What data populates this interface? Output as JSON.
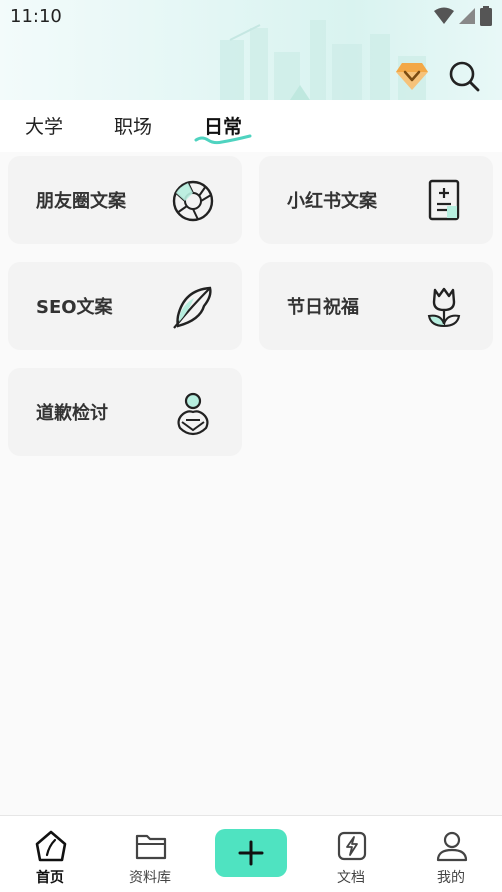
{
  "status_bar": {
    "time": "11:10"
  },
  "tabs": [
    {
      "label": "大学",
      "active": false
    },
    {
      "label": "职场",
      "active": false
    },
    {
      "label": "日常",
      "active": true
    }
  ],
  "cards": [
    {
      "label": "朋友圈文案",
      "icon": "camera-aperture-icon"
    },
    {
      "label": "小红书文案",
      "icon": "document-plus-icon"
    },
    {
      "label": "SEO文案",
      "icon": "feather-icon"
    },
    {
      "label": "节日祝福",
      "icon": "tulip-icon"
    },
    {
      "label": "道歉检讨",
      "icon": "person-apology-icon"
    }
  ],
  "bottom_nav": [
    {
      "label": "首页",
      "icon": "home-pen-icon",
      "active": true
    },
    {
      "label": "资料库",
      "icon": "folder-icon",
      "active": false
    },
    {
      "label": "",
      "icon": "plus-icon",
      "active": false
    },
    {
      "label": "文档",
      "icon": "lightning-doc-icon",
      "active": false
    },
    {
      "label": "我的",
      "icon": "user-icon",
      "active": false
    }
  ],
  "colors": {
    "accent": "#4fe3c1",
    "header_bg": "#dff5f3",
    "card_bg": "#f3f3f3",
    "vip": "#f0a64a"
  }
}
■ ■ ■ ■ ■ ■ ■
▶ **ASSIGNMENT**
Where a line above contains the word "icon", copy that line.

▶ **ANSWER FOR THIS EXERCISE**
      "icon": "camera-aperture-icon"
      "icon": "document-plus-icon"
      "icon": "feather-icon"
      "icon": "tulip-icon"
      "icon": "person-apology-icon"
      "icon": "home-pen-icon",
      "icon": "folder-icon",
      "icon": "plus-icon",
      "icon": "lightning-doc-icon",
      "icon": "user-icon",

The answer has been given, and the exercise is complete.